In last week's feature, guest writer Dan Marx outlined five "essential truths" about wide-format printing, and in his introduction he mentioned that he's witnessed "a full-blown revolution: a complete movement away from old-school analog technology." Over the past several months, as I have spoken to equipment manufacturers and suppliers for these weekly features, as well as other analysts, one thing that always comes up is the fact that more and more traditional printing companies are expanding into wide-format printing, and as a result this site and these weekly features have been intended as basic "primers" for those companies that are moving in wider directions. As a result, these initial feature stories have been designed to be very basic and educational. As we move forward, and have this base of Wide-Format 101 stories "in the can" (as they say in the movie biz), we will be drilling down into specific topics with a bit more depth.
This week, I was looking back through the wide-format Webinar that I hosted with Barney Cox from InfoTrends back in July, and what struck me are some of the data on how quickly some printing companies are moving into wide-format directions. For example, in a 2011 survey conducted for FESPA, InfoTrends found that just over one-half (52%) of nearly 150 print providers surveyed had launched wide-format products and services, and that those products and services accounted for a significant percentage of new business. And an additional 37% said they planned to add wide-format products and services. Only 11% had no plans at all.
It's About the Product
Dan said last week that "it's all about the product," that wide-format was about deciding early on what kind of product you want to produce. And very often, to create a desired product requires a whole new process to be developed-not just the purchase of a piece of new equipment. Many wide-format shops have in fact developed highly individualized, custom processes to make those products-this is why case studies are so difficult to come across, for the same reason packaging printers and converters are so secretive: these are proprietary processes and constitute what would amount to trade secrets.
Indeed, further InfoTrends research has found that, again, nearly one-half (48%) of the print providers they surveyed said that, yes, they have indeed created a new or different process to transform their business. Another 30% are "working on it." As more shops better understand the dynamics of the wide-format market, more will be looking to actively developing new ways of doing things.
No Stone Unturned
In our book Disrupting the Future, Dr. Joe Webb and I talk about this new paradigm of entrepreneurship, of needing to seize on new products and new processes for creating those products. As we discussed, businesspeople are often encouraged to "find hidden opportunities." Unfortunately, this implies that new opportunities already exist-somewhere-as if someone has mischievously hidden them. Well, business (business in general, or the print business in particular) is not an elaborate scavenger hunt. You're not going to find new business opportunities by looking behind the sofa. Likewise, you're not necessarily going to new business opportunities by looking at what other print providers have done.

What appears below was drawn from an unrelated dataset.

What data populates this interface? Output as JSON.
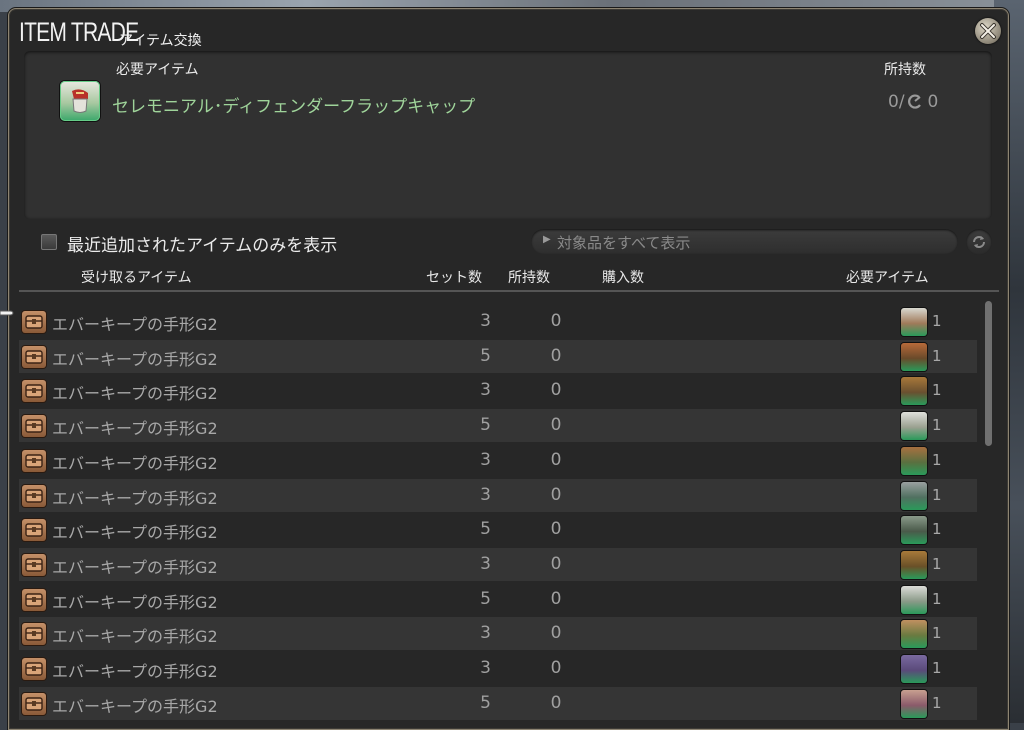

Instead, the analogy we use in the book and in presentations to print groups is to think like an artist, such as a sculptor. The great Italian Renaissance artist Michelangelo Buonarroti once remarked, "Every block of stone has a statue inside it and it is the task of the sculptor to discover it." Artists like Michelangelo weren't looking around their studios for statues and piètas that someone had broken in and hid. Instead, they saw the art inside the rock (yes, this is not too far removed from a definition of insanity; is it any wonder why many artists went mad?), and from that point on the challenge become physically carving away the rock to "let the art out."
At the risk of getting a little too far afield from wide-format printing, we can rephrase the Michelangelo quote to describe an entrepreneur:
"Every market has a new business opportunity/service/product inside it and it is the task of the entrepreneur to discover it." Once the entrepreneur "sees" that new opportunity, then the challenge is simply to physically develop the process and purchase the equipment to "let the business opportunity out."
Sound crazy? You don't have to be...but maybe sometimes it helps!
(Interestingly, there is a connection to art embedded in the etymology of the word "entrepreneur," which, the Online Etymology Dictionary tells us, was coined circa 1828 and was originally meant to refer to "a manager or promoter of a theatrical production.")
All of our wide-format features-when they are not self-referential and "meta," like this one-focus on some technological or application aspect of the new printing landscape. It's tempting to read them with an eye toward discovering those hidden business opportunities, and while the idea is to give companies ideas, ultimately, it is up each and every one of you to look at the market(s) and customers you serve, analyze them with the eyes of an artist, and to see the business opportunity waiting to be released. It's not always easy, but hopefully these features, and other news items on this site, will provide some ideas for the kinds of things to look for.
Over the next couple of weeks, we will be offering previews of two major upcoming shows-Graph Expo (October 7–10) and SGIA (October 18–20). Stay tuned.